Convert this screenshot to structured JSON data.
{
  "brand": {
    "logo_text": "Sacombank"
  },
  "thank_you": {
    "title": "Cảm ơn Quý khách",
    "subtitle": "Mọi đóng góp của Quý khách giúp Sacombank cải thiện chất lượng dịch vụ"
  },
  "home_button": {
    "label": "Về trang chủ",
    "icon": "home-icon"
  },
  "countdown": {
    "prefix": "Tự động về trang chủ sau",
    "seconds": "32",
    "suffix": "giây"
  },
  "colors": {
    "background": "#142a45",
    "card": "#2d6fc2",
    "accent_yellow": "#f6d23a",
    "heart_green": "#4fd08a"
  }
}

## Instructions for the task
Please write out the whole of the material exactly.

## Answer space
Convert this screenshot to structured JSON data.
{
  "brand": {
    "logo_text": "Sacombank"
  },
  "thank_you": {
    "title": "Cảm ơn Quý khách",
    "subtitle": "Mọi đóng góp của Quý khách giúp Sacombank cải thiện chất lượng dịch vụ"
  },
  "home_button": {
    "label": "Về trang chủ",
    "icon": "home-icon"
  },
  "countdown": {
    "prefix": "Tự động về trang chủ sau",
    "seconds": "32",
    "suffix": "giây"
  },
  "colors": {
    "background": "#142a45",
    "card": "#2d6fc2",
    "accent_yellow": "#f6d23a",
    "heart_green": "#4fd08a"
  }
}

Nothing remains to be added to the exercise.